"A million dollars, a billion, a trillion, whatever. It doesn't matter as long as we do something about the problem." Does it matter, or does it not? Perhaps you can more easily visualize what jumping by six orders of magnitude means if you divide it by 10^6: "One dollar, a thousand dollars, a million..."
Or perhaps consider this: Abraham Lincoln was elected to Congress in 1846 and was elected President in 1860. John F. Kennedy was elected to Congress in 1946, and was elected President in 1960. Lincoln's secretary was named Kennedy. Kennedy's secretary was named Lincoln. Andrew Johnson, who succeeded Lincoln, was born in 1808. Lyndon Johnson, who succeeded Kennedy, was born in 1908. John Wilkes Booth, who assassinated Lincoln was born in 1839. Lee Harvey Oswald, who assassinated Kennedy was born in 1939. There is some mysterious harmony ruling the world, isn't it?
Most likely not. Politicians' careers do follow certain patterns - people are very rarely indeed elected presidents at 19, then elected to congress at 86. Furthermore, there are very few records of assassins in the age group over 65, for instance. You also have to take into account that, taking into account US constitution, there is nil probability that Kennedy would have been elected president in 1961, or 1958. And Lincoln isn't all that uncommon as the last name, is it? And finally, we have been rather selective which facts we have included: Abraham Lincoln was born in 1809 and died in 1965, while John F. Kennedy was born in 1917 and died in 1963, for instance, but along with all other facts this simply didn't fit the intended story, so it was omitted.
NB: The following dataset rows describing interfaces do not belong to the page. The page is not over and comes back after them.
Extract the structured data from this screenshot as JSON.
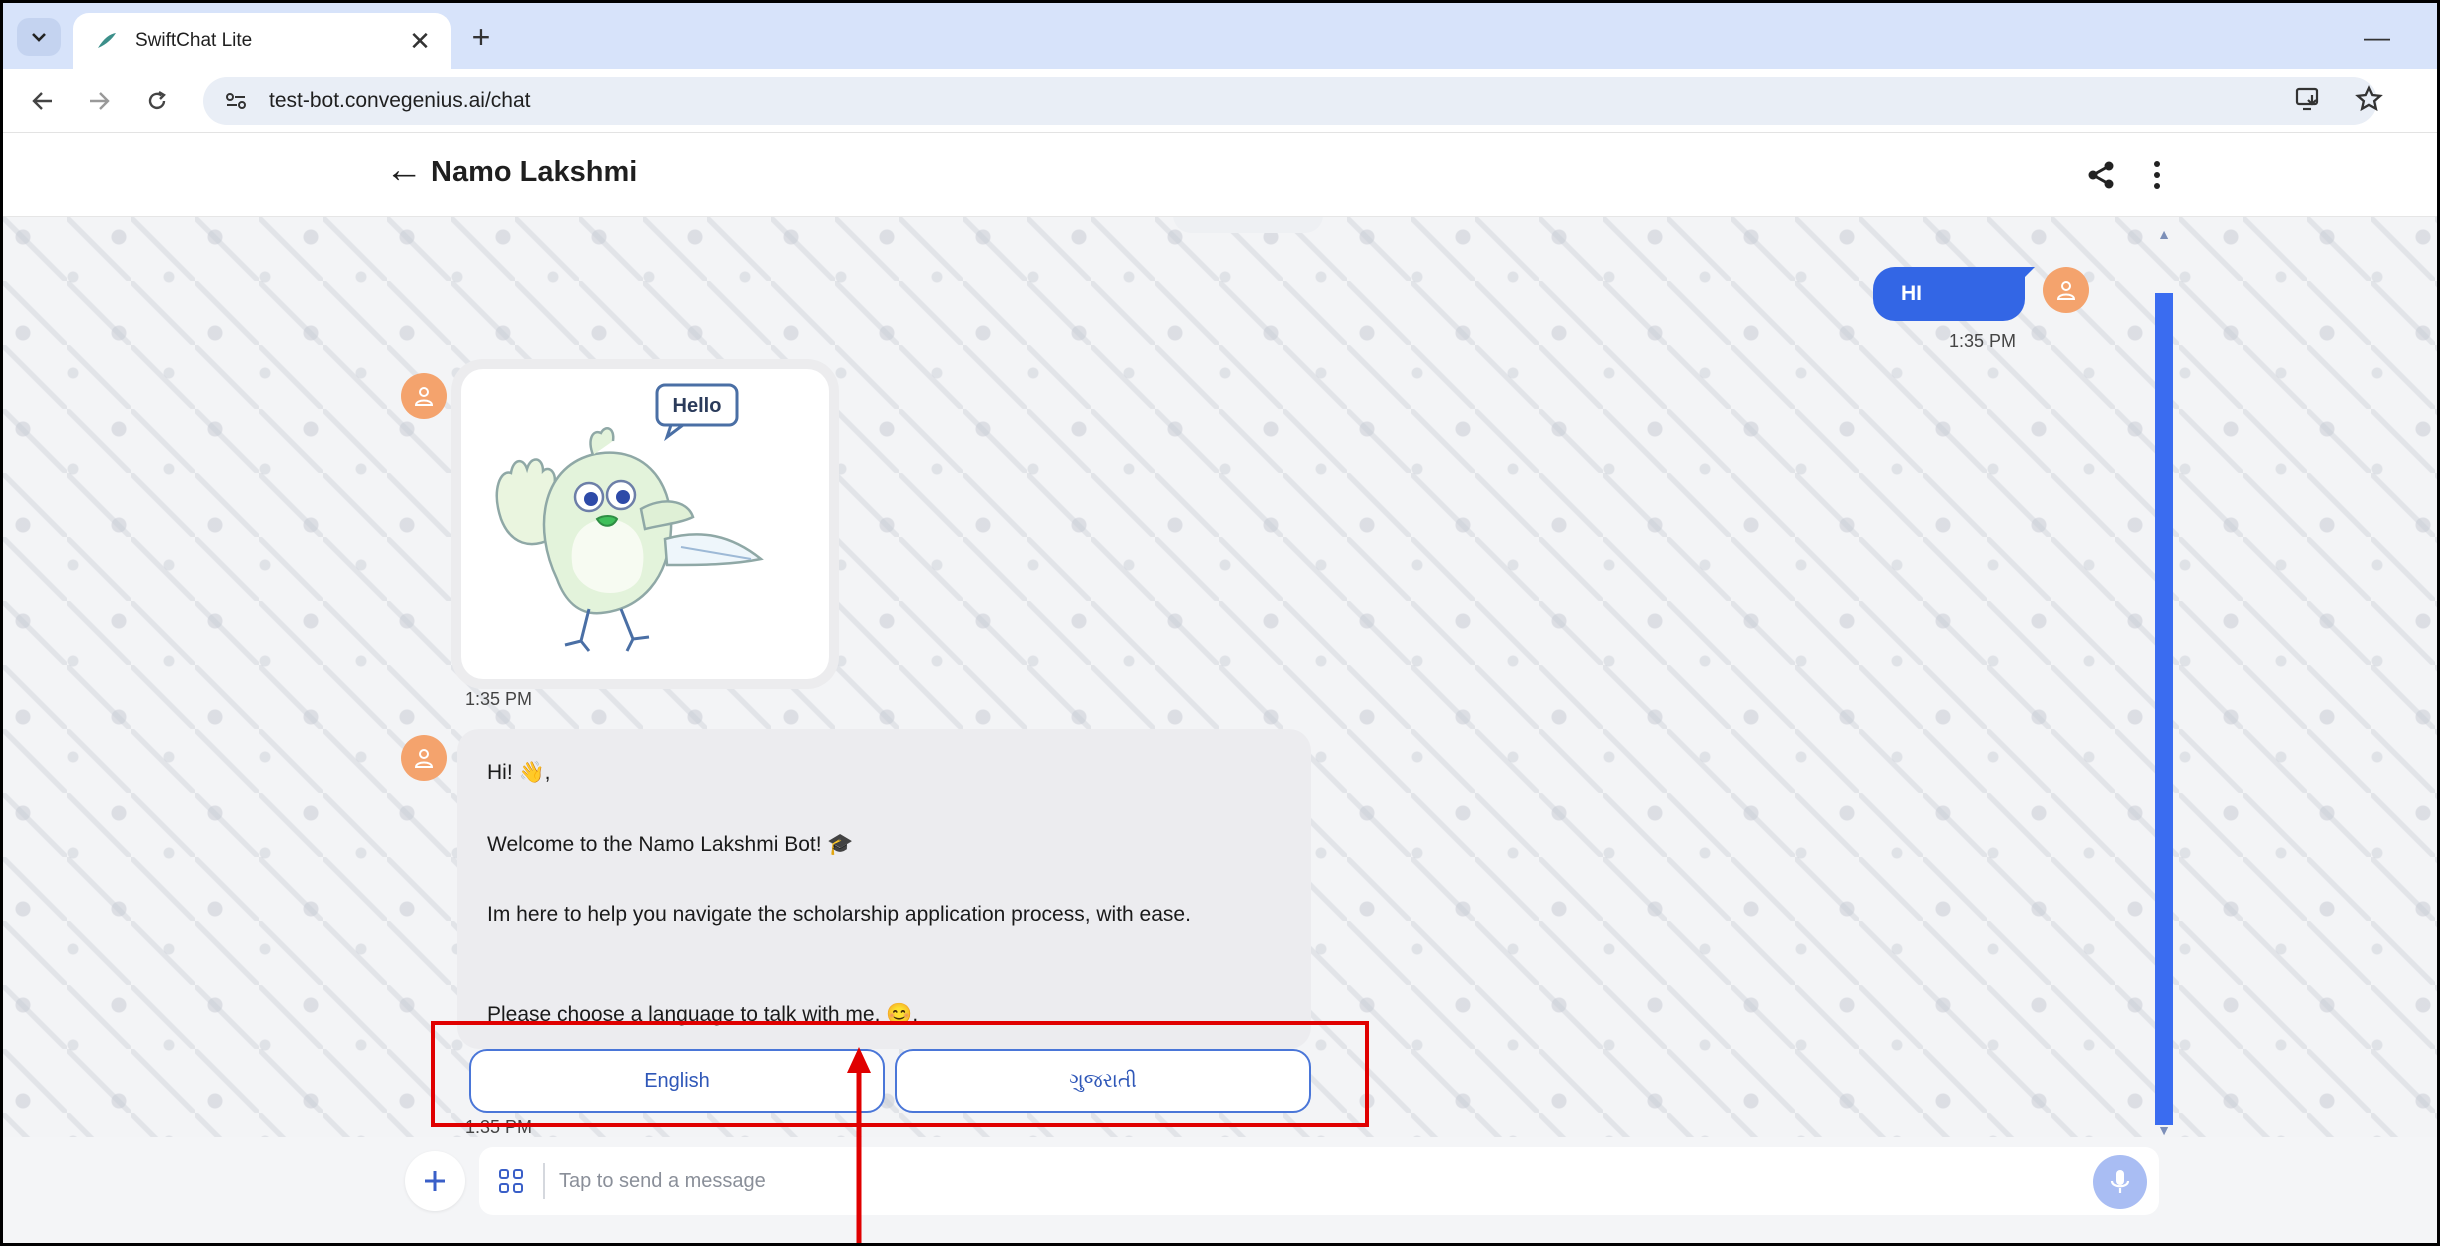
{
  "browser": {
    "tab_title": "SwiftChat Lite",
    "tab_close": "✕",
    "new_tab": "+",
    "minimize": "—",
    "url": "test-bot.convegenius.ai/chat"
  },
  "chat": {
    "back_glyph": "←",
    "title": "Namo Lakshmi"
  },
  "messages": {
    "user_text": "HI",
    "user_time": "1:35 PM",
    "sticker_text": "Hello",
    "sticker_time": "1:35 PM",
    "bot_lines": [
      "Hi! 👋,",
      "Welcome to the Namo Lakshmi Bot! 🎓",
      "Im here to help you navigate the scholarship application process, with ease.",
      "Please choose a language to talk with me. 😊."
    ],
    "bot_time": "1:35 PM"
  },
  "choices": [
    "English",
    "ગુજરાતી"
  ],
  "composer": {
    "placeholder": "Tap to send a message"
  },
  "colors": {
    "accent": "#3366e5",
    "avatar": "#f4a36d",
    "highlight": "#e00000"
  }
}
Throughout the book, Paulos tries to demystify such mysterious occurances by providing more or less elaborated examples, where he applies combinatorics, probability and statistics. All relatively simple concepts, but people tend to forget about them once they leave high school. Is it true that if the flipped coin has come up heads for fifteen consecutive rows, it is much more likely to come up tails on its next flip? And what about the statistics claiming that one out in eleven women will develop breast cancer, on the average?
Some sections - whining about the incompetent elementary school math teachers etc. - are too whinny for their own good, but otherwise this short booklet is a fun read. But then again, with a degree in physics, I probably already fall among the numerate. What I was very much missing, though, is a list of references from which professor Paulos has taken his examples from.